Left To Do: Win a stage? I'm not seeing any route into green for the plucky Aussie. He barely outsprints Hushovd in the bunches and he's dead to rights everywhere else. Great guy, cyclist, etc., but this is a ride for a good payday, not green glory.

7. JJ Rojas Gil, Caisse d'Epargne

Points: 73

How's He Done? Two 7ths and a 4th. Like McEwen, he may be better than Hushovd in the sprints, but not by enough for me to take his chances of winning seriously.

Left To Do:  He'll almost certainly wind up in the top 5, he's very consistent.

8. Sebastian Turgot, Bbox Bouygues

Points: 59

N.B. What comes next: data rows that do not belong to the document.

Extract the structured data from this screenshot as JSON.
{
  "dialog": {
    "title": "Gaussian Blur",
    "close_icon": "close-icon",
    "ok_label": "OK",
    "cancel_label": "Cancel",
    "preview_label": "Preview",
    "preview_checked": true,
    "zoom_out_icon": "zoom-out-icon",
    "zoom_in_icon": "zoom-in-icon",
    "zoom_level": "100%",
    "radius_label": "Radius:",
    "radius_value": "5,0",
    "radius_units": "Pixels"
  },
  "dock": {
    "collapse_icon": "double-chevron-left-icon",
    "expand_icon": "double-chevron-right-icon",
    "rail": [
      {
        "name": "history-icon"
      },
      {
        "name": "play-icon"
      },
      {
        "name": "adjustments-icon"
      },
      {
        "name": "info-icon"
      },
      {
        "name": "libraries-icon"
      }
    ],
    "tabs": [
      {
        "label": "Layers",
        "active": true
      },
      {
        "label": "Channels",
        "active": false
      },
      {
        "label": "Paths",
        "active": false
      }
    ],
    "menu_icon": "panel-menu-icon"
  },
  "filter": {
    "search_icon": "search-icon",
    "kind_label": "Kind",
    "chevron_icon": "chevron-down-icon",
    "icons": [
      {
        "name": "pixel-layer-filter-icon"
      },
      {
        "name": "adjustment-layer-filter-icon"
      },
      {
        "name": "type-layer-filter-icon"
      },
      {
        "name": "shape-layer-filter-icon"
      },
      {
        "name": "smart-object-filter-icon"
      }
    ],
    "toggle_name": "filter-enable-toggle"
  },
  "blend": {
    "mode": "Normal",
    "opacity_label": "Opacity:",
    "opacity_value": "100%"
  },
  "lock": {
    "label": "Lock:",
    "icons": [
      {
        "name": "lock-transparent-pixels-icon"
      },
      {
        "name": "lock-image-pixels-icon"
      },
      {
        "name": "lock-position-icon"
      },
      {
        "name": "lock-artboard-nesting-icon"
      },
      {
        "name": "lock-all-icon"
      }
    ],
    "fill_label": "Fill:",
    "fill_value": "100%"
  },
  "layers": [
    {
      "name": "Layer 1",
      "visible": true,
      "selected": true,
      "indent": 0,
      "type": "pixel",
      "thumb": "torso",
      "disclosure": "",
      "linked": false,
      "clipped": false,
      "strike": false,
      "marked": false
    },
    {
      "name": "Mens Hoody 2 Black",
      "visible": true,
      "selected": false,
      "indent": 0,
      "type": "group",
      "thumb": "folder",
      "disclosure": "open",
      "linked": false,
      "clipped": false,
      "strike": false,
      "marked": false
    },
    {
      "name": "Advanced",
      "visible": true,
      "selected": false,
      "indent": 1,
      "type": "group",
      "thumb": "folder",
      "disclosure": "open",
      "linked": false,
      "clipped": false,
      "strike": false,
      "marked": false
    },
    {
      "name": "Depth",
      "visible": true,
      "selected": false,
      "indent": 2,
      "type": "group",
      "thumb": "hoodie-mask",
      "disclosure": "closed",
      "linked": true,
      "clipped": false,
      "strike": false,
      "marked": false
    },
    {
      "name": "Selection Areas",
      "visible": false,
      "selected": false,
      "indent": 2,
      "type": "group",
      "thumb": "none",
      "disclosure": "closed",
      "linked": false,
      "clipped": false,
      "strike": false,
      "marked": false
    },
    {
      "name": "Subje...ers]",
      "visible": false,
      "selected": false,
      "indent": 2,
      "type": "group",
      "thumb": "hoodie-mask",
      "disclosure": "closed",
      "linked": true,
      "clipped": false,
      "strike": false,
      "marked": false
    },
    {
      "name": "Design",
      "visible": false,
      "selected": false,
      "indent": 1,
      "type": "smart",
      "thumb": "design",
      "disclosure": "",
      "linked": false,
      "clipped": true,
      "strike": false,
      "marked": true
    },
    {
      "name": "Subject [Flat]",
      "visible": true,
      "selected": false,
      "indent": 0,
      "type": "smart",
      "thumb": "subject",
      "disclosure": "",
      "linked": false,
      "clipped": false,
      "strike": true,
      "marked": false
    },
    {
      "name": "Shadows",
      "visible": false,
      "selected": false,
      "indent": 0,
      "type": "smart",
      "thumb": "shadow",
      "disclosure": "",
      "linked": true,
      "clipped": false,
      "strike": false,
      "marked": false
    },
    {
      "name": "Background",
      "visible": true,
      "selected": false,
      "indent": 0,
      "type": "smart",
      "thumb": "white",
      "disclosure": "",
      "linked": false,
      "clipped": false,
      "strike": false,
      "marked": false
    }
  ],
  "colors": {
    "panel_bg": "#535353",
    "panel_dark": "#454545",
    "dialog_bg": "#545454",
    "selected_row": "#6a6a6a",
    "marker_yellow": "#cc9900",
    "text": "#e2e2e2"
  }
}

How's He Done? Not badly. Sort of a poor man's Ciolek, only maybe slightly more consistent? He too made the Armstrong group in Arenberg and has been lurking in the other sprints.

Left To Do: Like some others, 'Bassy doesn't do anything so much better than Hushovd that would enable you to see him winning. So it's a respectable finish and a good payday for him. A stage win would be the best outcome.

9. Oscar Freire, Rabobank

Points: 18

How's He Done? Terribly -- he completely missed out on points today and didn't seem to be in full sprint mode. More painful saddle sores? I can't find confirmation but he's telling people he's just there for a stage win.

Left To Do: Win a stage. Freire is one of the easier guys to like in a lot of ways, a solid all-round cyclist with seemingly a very amiable personality. If he were level with Thor or anywhere close, I'd be first to talk up his chances. But 86 points is simply a long, long way back.

10. Daniel Oss, Liquigas

Points: 54

How's He Done? Fabulously. I mention him here primarily because everyone made fun of me for singling him out in the preview poll. Here are just a sampling of your remarks:

Last thing: Oss? -Frinking
He is just keeping Peter Sagan's place warm. - Flying Dog

Ursula deleted his comments but they were along the lines of how I'm unfit to run a cycling site, or even own a bike, as a result of naming Oss one of the top eight contenders for the points classification. Anyway, the young Italian is proving me right and all of you wrong.

Left To Do: Plenty. But he's been able to make it to the sprints so far, which is more than some people can say.

Not listed: Tyler Farrar, Garmin-Transitions. He just isn't a competitor here anymore. Next year for sure, and I believe he'll have one of these jerseys in his closet eventually. He might even get his stage win before (or in) Paris. But no sense believing in this until he can effectively grab the bars.

Photos by Spencer Platt, Getty Images Sport